9 December 1990
In the Name of the Father, the Son and the Holy Ghost.
We are in a period of preparation; soon we will stand here, singing together with the Angels the wonderful (?) that God has become man, that He is in our midst, and that salvation is nearer us than it had ever been in the course of history.
And we may well ask ourselves why, in this context, has the Church appointed this particular reading for this Sunday? Why in this context do we remember this (?) healing, as we will remember many others? Isn't it because God has come into the world to heal it from all that sin, evil had brought into it? In more than one of the readings we hear Christ responding with mercy for help addressed to Him by a person in distress: moral, physical; and this we understand. But how it is turned to (?) o n e person in the crowd of the Synagogue, called this woman forward and healed her; why?
One the one hand, God is the One Who sees the heart of men, Who sees them as they themselves cannot see themselves; and more than once (?) in the Scriptures, as indeed – in the history of the Church that God, Christ, a Saint has called out of the crowd someone who perhaps even didn’t dare come forward but who was ready, whose faith was whole, whose need was true, and who was prepared, ready, mature enough to receive forgiveness, to receive healing, to enter into a new life: not to be healed in order to continue in the old ways, but having been healed, to receive this healing as a beginning of a life that was God’s own, that could be lived o n l y on God’s terms.
But is that not, apart from being the wonderful news that has let one particular person on one particular day – isn't that also an image of the way in which God treats us and the world? The world has been crying in the agony from the very moment when it lost its communion with God, its oneness, when we began to exist, but no longer to l i v e, when we begun (?) to fall apart instead of growing not only into a created unity, but in oneness with God, it's own Creator.
And God came to this world (who) was longing for what it had lost and could not name, because it had lost not only the thing, but the name, the memory of it: only longing, only misery, only unfulfiment was left; and God c a m e Himself. He came to those who needed Him; and so as He come to this woman (who is remembered in the Gospel) she was in need; she was mature presumably; she did not make a move towards Him, but H e moved towards her.
And so is it with each of us who stand not only in church, but in life, in n e e d; if we only could look round, lend an ear, pay attention to what is happening around us, how often would we perceive the presence of God, and if we only said, ‘C o m e, Lord Jesus!’ – He would come...

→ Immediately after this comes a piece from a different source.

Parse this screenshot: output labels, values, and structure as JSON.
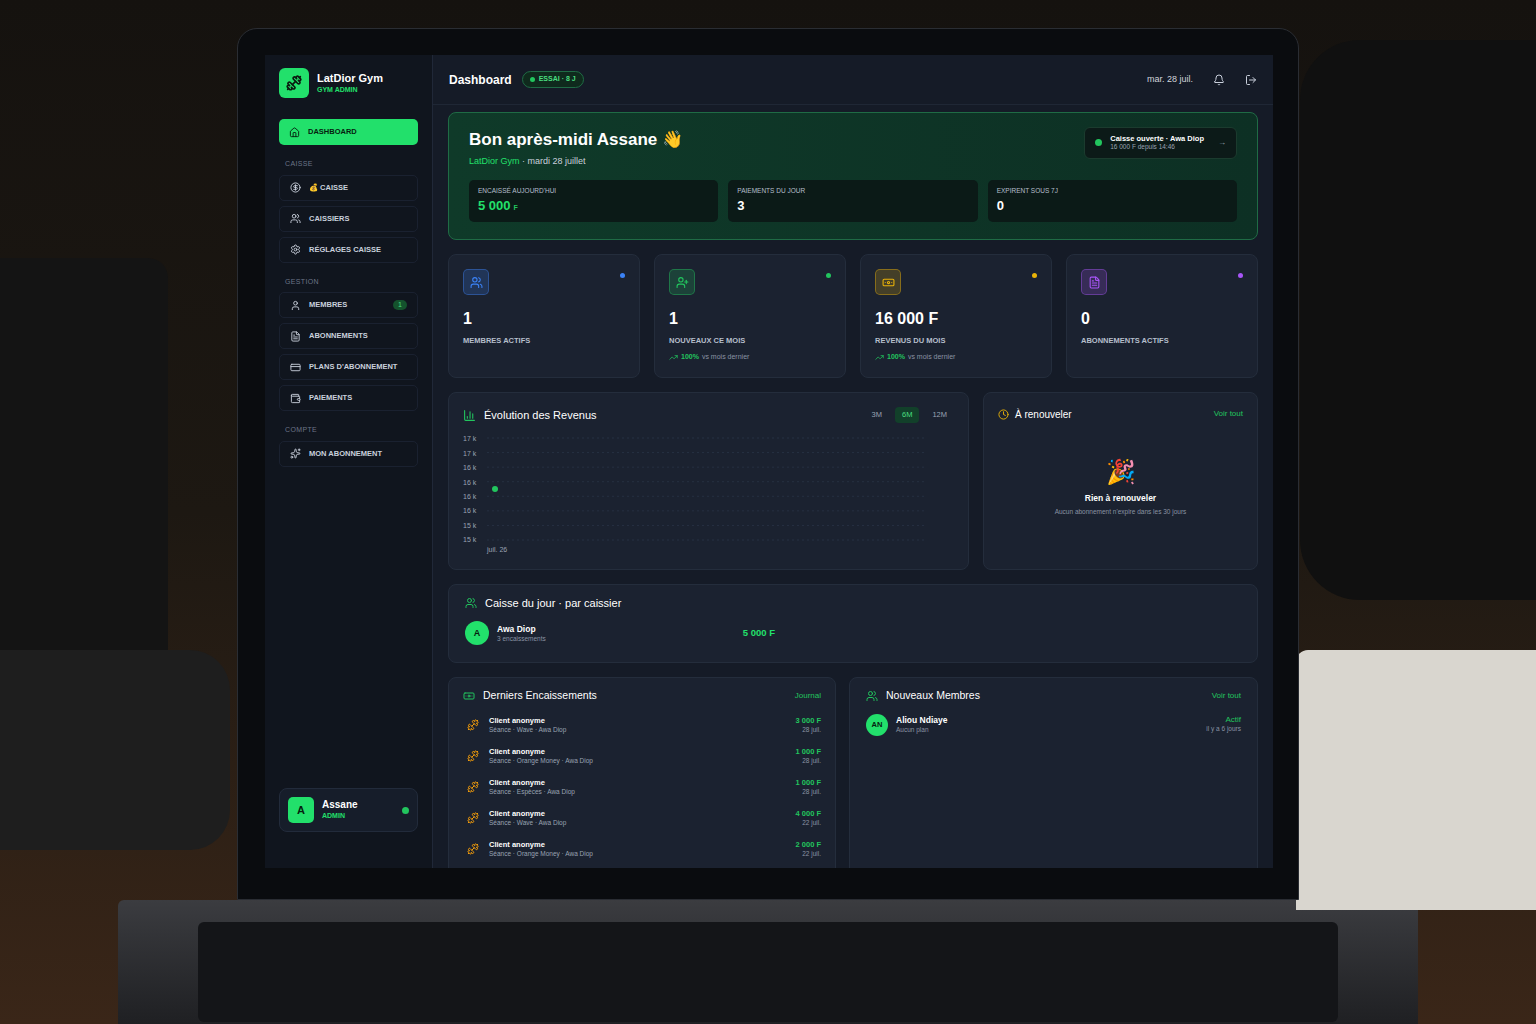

To-day's Gospel speaks to us of the mercy of God c o m i n g to us even when we do not cry for His presence, l o n g for His presence (and healing) but we know more through the Gospel, from the history of the Church than anyone knew in the time if Jesus: (why not come?) ? Lent, a fasting period, is not a period when we should make ourselves miserable; it is a period when we should turn towards God, and realise that He is love, He is life; in the Incarnation He is our kin, that He has power to transfigure our life: t h a t is the joy of fasting, that is what has made the Great Fast be called ‘Lent’ which means ‘the Spring’, the beginning of newness. So, let us move now, shaking ourselves free from all those things that kill life in us, that make us small, that make us unworthy of our own selves, not to speak of God, and not to speak of those who love us, and see beauty in us in spite of all the ugliness there is also in us; and let us joyfully move to the day of the Incarnation, the day of the Nativity of Christ, m o v e towards it joyfully in order to meet him, in order to rejoice in His coming; but rejoice for one moment, rejoice as so many who has suffered, who were ill, who were severed from the mercy of God and the love of men: so many met God, and were alive again with new life. T h e n the Nativity will have happened a l s o to us. Amen.